— TASK OBJECTIVE —
Show each line of the data below that has the string "Games" in it.
** Opening SOURCE DATA block **
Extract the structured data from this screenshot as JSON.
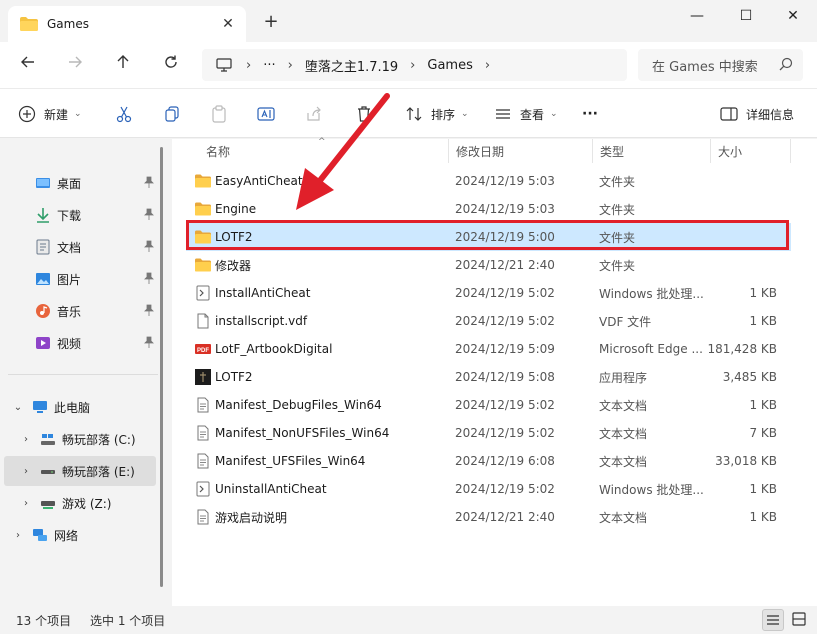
{
  "window": {
    "tab_title": "Games",
    "minimize_glyph": "—",
    "maximize_glyph": "☐",
    "close_glyph": "✕",
    "new_tab_glyph": "+"
  },
  "address": {
    "ellipsis": "···",
    "crumbs": [
      "堕落之主1.7.19",
      "Games"
    ],
    "search_placeholder": "在 Games 中搜索"
  },
  "toolbar": {
    "new_label": "新建",
    "sort_label": "排序",
    "view_label": "查看",
    "more_label": "···",
    "details_label": "详细信息"
  },
  "sidebar": {
    "quick_access": [
      {
        "label": "桌面",
        "icon": "desktop-icon"
      },
      {
        "label": "下载",
        "icon": "download-icon"
      },
      {
        "label": "文档",
        "icon": "document-icon"
      },
      {
        "label": "图片",
        "icon": "pictures-icon"
      },
      {
        "label": "音乐",
        "icon": "music-icon"
      },
      {
        "label": "视频",
        "icon": "video-icon"
      }
    ],
    "this_pc": "此电脑",
    "drives": [
      {
        "label": "畅玩部落 (C:)"
      },
      {
        "label": "畅玩部落 (E:)"
      },
      {
        "label": "游戏 (Z:)"
      }
    ],
    "network": "网络"
  },
  "columns": {
    "name": "名称",
    "date": "修改日期",
    "type": "类型",
    "size": "大小"
  },
  "files": [
    {
      "name": "EasyAntiCheat",
      "date": "2024/12/19 5:03",
      "type": "文件夹",
      "size": "",
      "icon": "folder-icon"
    },
    {
      "name": "Engine",
      "date": "2024/12/19 5:03",
      "type": "文件夹",
      "size": "",
      "icon": "folder-icon"
    },
    {
      "name": "LOTF2",
      "date": "2024/12/19 5:00",
      "type": "文件夹",
      "size": "",
      "icon": "folder-icon"
    },
    {
      "name": "修改器",
      "date": "2024/12/21 2:40",
      "type": "文件夹",
      "size": "",
      "icon": "folder-icon"
    },
    {
      "name": "InstallAntiCheat",
      "date": "2024/12/19 5:02",
      "type": "Windows 批处理...",
      "size": "1 KB",
      "icon": "batch-file-icon"
    },
    {
      "name": "installscript.vdf",
      "date": "2024/12/19 5:02",
      "type": "VDF 文件",
      "size": "1 KB",
      "icon": "file-icon"
    },
    {
      "name": "LotF_ArtbookDigital",
      "date": "2024/12/19 5:09",
      "type": "Microsoft Edge ...",
      "size": "181,428 KB",
      "icon": "pdf-icon"
    },
    {
      "name": "LOTF2",
      "date": "2024/12/19 5:08",
      "type": "应用程序",
      "size": "3,485 KB",
      "icon": "app-icon"
    },
    {
      "name": "Manifest_DebugFiles_Win64",
      "date": "2024/12/19 5:02",
      "type": "文本文档",
      "size": "1 KB",
      "icon": "text-file-icon"
    },
    {
      "name": "Manifest_NonUFSFiles_Win64",
      "date": "2024/12/19 5:02",
      "type": "文本文档",
      "size": "7 KB",
      "icon": "text-file-icon"
    },
    {
      "name": "Manifest_UFSFiles_Win64",
      "date": "2024/12/19 6:08",
      "type": "文本文档",
      "size": "33,018 KB",
      "icon": "text-file-icon"
    },
    {
      "name": "UninstallAntiCheat",
      "date": "2024/12/19 5:02",
      "type": "Windows 批处理...",
      "size": "1 KB",
      "icon": "batch-file-icon"
    },
    {
      "name": "游戏启动说明",
      "date": "2024/12/21 2:40",
      "type": "文本文档",
      "size": "1 KB",
      "icon": "text-file-icon"
    }
  ],
  "status": {
    "count": "13 个项目",
    "selected": "选中 1 个项目"
  },
  "colors": {
    "selection": "#cde8ff",
    "highlight_red": "#e0202a",
    "folder_yellow": "#f5c342"
  }
}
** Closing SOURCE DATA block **
— ANSWER BOX —
    "tab_title": "Games",
      "Games"
    "search_placeholder": "在 Games 中搜索"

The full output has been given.